# [Data excerpts]
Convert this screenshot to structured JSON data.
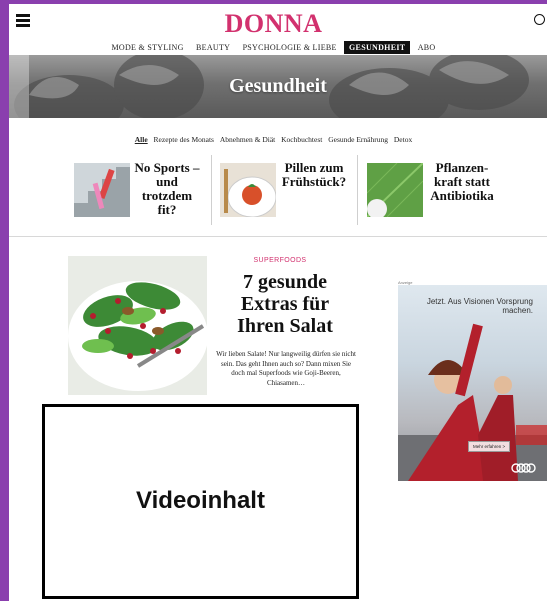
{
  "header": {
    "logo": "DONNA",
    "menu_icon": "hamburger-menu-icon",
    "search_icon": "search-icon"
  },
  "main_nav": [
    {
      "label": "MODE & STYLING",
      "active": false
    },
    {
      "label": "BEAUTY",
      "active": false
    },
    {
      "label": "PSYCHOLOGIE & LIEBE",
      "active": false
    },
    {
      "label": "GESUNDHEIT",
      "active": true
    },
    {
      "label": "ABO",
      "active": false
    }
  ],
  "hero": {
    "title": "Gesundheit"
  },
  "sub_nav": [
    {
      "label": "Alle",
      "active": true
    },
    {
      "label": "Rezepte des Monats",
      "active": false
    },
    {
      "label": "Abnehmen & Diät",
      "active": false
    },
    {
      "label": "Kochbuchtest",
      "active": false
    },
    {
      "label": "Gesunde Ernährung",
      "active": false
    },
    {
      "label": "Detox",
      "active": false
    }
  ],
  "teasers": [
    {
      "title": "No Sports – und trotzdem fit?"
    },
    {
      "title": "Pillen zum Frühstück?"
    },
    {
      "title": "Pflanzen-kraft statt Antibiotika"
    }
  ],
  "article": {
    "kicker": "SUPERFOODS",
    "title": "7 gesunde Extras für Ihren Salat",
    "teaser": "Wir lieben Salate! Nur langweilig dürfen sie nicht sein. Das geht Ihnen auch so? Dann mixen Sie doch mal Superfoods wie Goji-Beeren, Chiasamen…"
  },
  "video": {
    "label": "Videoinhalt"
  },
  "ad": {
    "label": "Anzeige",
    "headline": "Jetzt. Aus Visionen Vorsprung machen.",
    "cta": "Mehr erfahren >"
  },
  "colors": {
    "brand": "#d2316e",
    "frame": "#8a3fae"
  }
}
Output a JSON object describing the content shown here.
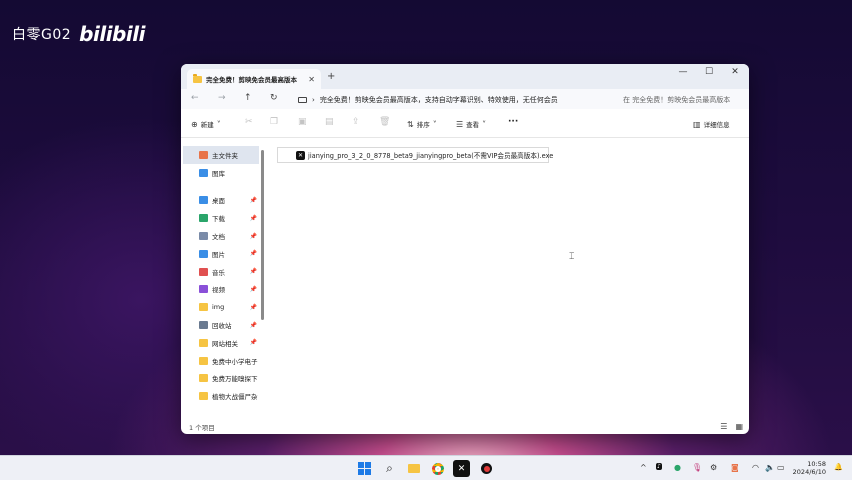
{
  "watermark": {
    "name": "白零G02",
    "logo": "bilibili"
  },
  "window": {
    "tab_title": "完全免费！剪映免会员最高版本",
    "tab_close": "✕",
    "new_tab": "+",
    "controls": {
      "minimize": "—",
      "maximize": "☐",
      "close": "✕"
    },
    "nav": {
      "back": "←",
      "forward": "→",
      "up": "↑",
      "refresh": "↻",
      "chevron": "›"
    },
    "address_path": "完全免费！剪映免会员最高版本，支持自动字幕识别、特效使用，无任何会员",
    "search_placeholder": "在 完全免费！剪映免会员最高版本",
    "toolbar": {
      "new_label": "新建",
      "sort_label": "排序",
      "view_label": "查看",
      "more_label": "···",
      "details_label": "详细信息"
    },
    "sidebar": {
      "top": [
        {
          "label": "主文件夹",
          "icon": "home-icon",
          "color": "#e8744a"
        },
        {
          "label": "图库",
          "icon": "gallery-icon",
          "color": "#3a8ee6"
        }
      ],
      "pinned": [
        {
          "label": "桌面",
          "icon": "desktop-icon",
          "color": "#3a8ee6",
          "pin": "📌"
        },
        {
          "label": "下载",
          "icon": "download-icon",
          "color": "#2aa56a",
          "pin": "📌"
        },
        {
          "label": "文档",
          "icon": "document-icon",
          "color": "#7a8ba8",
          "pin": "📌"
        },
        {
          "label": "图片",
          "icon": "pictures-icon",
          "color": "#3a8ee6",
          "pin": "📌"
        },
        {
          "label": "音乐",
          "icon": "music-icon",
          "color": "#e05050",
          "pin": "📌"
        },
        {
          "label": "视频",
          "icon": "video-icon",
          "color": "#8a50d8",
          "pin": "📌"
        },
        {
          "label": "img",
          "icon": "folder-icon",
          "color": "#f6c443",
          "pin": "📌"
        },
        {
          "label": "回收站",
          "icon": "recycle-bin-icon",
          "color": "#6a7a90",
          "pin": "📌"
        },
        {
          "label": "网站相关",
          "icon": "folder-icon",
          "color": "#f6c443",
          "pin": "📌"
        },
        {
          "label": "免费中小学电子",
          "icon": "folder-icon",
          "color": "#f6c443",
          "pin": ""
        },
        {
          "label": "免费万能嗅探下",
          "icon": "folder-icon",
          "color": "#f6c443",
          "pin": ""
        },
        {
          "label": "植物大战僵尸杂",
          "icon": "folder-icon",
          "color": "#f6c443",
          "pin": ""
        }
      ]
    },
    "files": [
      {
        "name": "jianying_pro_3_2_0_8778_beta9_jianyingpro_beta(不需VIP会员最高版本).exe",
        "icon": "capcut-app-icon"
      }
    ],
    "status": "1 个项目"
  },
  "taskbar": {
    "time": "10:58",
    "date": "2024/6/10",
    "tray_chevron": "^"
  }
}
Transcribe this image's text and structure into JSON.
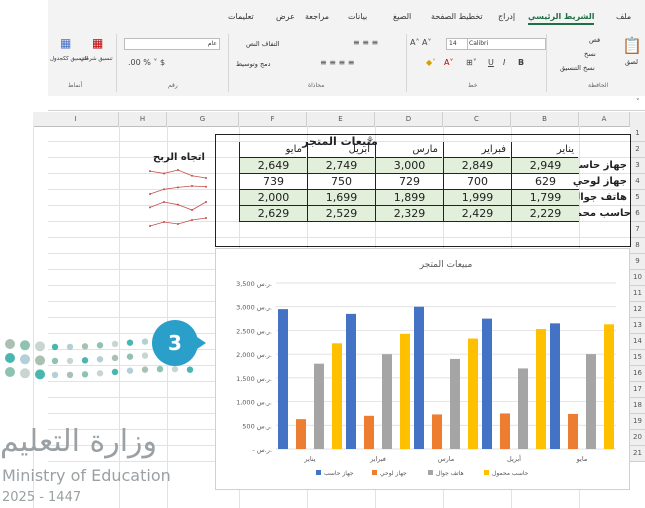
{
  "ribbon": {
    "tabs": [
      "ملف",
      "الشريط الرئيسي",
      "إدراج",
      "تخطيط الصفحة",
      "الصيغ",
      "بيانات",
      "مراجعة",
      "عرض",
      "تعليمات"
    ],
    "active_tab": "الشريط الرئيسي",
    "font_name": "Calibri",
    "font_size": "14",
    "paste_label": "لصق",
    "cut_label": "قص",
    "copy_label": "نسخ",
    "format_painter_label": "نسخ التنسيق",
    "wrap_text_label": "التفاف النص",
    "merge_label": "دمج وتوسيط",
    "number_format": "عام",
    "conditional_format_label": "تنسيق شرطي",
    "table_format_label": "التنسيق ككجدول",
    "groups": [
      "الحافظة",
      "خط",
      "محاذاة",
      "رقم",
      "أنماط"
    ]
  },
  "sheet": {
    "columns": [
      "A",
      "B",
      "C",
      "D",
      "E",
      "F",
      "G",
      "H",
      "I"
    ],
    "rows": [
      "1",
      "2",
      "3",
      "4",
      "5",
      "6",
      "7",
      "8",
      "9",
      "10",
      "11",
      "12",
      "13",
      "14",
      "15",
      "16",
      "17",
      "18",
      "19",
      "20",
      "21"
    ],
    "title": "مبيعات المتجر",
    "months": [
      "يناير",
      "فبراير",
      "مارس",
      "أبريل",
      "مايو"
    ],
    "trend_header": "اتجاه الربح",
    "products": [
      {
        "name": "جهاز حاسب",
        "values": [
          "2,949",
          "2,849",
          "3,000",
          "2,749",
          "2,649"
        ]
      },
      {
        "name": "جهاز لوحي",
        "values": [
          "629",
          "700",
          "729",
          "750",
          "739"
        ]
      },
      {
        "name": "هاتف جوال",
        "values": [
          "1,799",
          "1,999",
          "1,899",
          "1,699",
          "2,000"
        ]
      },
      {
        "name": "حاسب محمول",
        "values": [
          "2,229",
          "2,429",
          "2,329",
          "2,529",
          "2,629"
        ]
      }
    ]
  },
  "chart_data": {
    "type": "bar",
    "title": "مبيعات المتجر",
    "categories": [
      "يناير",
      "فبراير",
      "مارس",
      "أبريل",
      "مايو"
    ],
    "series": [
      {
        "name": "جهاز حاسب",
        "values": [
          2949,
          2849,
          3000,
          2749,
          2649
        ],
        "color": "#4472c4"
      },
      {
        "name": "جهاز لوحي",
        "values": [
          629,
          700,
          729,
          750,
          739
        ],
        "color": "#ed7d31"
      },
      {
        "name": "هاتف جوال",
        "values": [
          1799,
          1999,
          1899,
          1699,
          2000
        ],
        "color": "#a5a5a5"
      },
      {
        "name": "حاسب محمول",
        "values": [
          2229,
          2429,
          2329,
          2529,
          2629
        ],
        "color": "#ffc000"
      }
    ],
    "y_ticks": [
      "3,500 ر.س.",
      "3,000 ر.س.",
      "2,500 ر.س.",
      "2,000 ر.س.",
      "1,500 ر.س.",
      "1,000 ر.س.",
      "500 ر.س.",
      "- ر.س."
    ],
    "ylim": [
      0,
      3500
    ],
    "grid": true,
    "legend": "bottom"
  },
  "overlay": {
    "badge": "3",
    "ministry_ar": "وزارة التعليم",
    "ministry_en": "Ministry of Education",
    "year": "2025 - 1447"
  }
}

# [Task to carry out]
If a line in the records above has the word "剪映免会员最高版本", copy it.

# [Exercise result]
    "tab_title": "完全免费！剪映免会员最高版本",
    "address_path": "完全免费！剪映免会员最高版本，支持自动字幕识别、特效使用，无任何会员",
    "search_placeholder": "在 完全免费！剪映免会员最高版本",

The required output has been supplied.